UNITED NATIONS -- Iran is preparing to criticize the United States and other nuclear powers at a major meeting this week on the troubled nuclear Non-Proliferation Treaty by slamming U.S. cooperation with Israel and India.
Four working papers prepared for the meeting by Iran and obtained by Reuters show that Tehran is redoubling its efforts to draw attention away from its own nuclear program by turning the spotlight on Washington for what it says are clear breaches of the 1970 nuclear Non-Proliferation Treaty, Western diplomats say.
The signatories of the treaty, which is aimed at halting the spread of nuclear arms and demands that those with atomic arsenals take steps to get rid of them, gather Monday to prepare for a major conference in 2010 that many countries hope will result in an overhaul of the landmark treaty.
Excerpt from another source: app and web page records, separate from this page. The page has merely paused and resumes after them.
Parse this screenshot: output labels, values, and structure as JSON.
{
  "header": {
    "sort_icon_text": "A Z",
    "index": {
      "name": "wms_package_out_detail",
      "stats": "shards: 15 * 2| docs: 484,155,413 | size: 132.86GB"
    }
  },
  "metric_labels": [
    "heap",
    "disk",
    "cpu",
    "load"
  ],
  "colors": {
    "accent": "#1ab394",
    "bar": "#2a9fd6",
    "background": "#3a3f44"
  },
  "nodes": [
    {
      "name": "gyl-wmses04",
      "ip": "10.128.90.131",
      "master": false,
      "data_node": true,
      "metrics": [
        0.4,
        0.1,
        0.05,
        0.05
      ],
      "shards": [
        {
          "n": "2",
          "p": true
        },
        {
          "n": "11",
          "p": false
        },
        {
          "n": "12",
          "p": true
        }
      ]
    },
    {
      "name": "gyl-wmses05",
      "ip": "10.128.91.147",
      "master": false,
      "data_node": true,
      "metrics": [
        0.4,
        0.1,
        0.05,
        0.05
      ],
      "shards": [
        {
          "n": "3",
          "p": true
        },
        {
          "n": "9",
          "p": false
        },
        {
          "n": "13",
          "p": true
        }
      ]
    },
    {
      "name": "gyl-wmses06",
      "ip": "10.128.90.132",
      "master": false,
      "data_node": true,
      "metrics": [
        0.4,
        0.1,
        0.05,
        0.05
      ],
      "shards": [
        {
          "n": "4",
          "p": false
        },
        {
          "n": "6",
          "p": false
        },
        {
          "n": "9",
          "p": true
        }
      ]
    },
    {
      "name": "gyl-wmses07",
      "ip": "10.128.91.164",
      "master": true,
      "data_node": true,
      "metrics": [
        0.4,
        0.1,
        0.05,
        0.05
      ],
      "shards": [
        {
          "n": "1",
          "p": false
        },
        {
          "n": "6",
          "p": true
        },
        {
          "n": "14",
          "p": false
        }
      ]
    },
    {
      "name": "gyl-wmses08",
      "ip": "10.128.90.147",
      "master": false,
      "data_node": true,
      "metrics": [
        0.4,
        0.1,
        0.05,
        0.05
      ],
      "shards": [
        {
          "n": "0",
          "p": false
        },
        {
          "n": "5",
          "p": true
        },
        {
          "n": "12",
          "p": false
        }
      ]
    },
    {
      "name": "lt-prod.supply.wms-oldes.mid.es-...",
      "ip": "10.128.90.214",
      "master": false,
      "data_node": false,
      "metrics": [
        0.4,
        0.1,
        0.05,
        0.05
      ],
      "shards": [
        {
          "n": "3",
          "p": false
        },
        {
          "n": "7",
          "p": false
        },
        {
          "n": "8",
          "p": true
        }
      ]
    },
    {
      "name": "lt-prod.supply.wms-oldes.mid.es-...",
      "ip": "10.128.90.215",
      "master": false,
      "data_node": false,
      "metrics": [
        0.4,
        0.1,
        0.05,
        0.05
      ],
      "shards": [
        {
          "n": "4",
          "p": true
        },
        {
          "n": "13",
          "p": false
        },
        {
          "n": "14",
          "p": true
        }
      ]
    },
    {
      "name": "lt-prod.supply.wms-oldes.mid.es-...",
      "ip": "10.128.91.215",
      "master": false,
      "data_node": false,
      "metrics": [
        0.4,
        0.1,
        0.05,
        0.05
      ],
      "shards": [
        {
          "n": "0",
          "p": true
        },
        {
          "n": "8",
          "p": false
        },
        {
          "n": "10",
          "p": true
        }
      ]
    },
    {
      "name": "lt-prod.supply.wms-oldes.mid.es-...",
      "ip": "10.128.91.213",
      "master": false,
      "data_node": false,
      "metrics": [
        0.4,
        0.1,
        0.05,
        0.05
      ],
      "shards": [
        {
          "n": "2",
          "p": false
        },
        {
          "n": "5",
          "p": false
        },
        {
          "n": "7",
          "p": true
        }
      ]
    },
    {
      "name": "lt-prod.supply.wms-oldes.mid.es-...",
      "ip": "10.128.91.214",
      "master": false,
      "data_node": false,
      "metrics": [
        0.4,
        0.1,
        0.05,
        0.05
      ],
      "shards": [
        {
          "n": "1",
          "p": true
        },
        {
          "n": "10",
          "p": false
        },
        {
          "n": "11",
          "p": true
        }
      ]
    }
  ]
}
They want the nuclear powers to make good on disarmament pledges and agree on a plan to end loopholes that have enabled states such as North Korea, which withdrew from the pact in 2003 and tested a nuclear device in 2006, to develop atomic weapons under cover of civilian nuclear energy programs.
The United States and its allies say Iran's nuclear program is a covert quest for atomic weapons. Tehran denies the charge and has refused to halt uranium enrichment despite three rounds of U.N. sanctions imposed by the Security Council.
In the four papers that Iran's delegation submitted for the May 4-15 conference, Tehran says Washington is in clear breach of the treaty by developing new atomic weapons and providing nuclear aid to Israel and India. Neither country has signed the treaty, but India has nuclear weapons and Israel is presumed to have built up a nuclear arsenal.
Iran also criticizes Washington, Britain and France for working to prevent it and other developing countries from having complete nuclear energy programs. Diplomats from developing nations say Iran has many supporters on this issue because of fears among poorer states that the rich Western powers want to keep their monopoly on nuclear technology.
President Obama last month called for a "world without nuclear weapons," new disarmament talks with Russia and more nuclear cooperation with developing countries.
Iran makes no mention in its treaty papers of the new U.S. stance, nor of the fact that Mr. Obama has offered direct talks with Iran nearly 30 years after Washington severed ties with Tehran over a hostage crisis.
Under the treaty, the United States, Britain, France, Russia and China were allowed to keep their atomic arsenals but were obliged to enter into talks on getting rid of them.
"The risk of proliferation posed by certain nuclear weapon states is the most essential and immediate danger threatening the nonproliferation regime," Iran says in one paper, adding that this should be the focus of this week's meeting - not the "risks of proliferation of non-nuclear weapon states."
"Nuclear disarmament obligations have been totally overlooked and access to peaceful nuclear materials and technologies have been denied," Iran says.
The point of the two-week meeting is to clear a path for a monthlong review conference next year, which will take stock of the pact and possibly amend it. Delegates aim to agree on an agenda and make recommendations for the 2010 conference.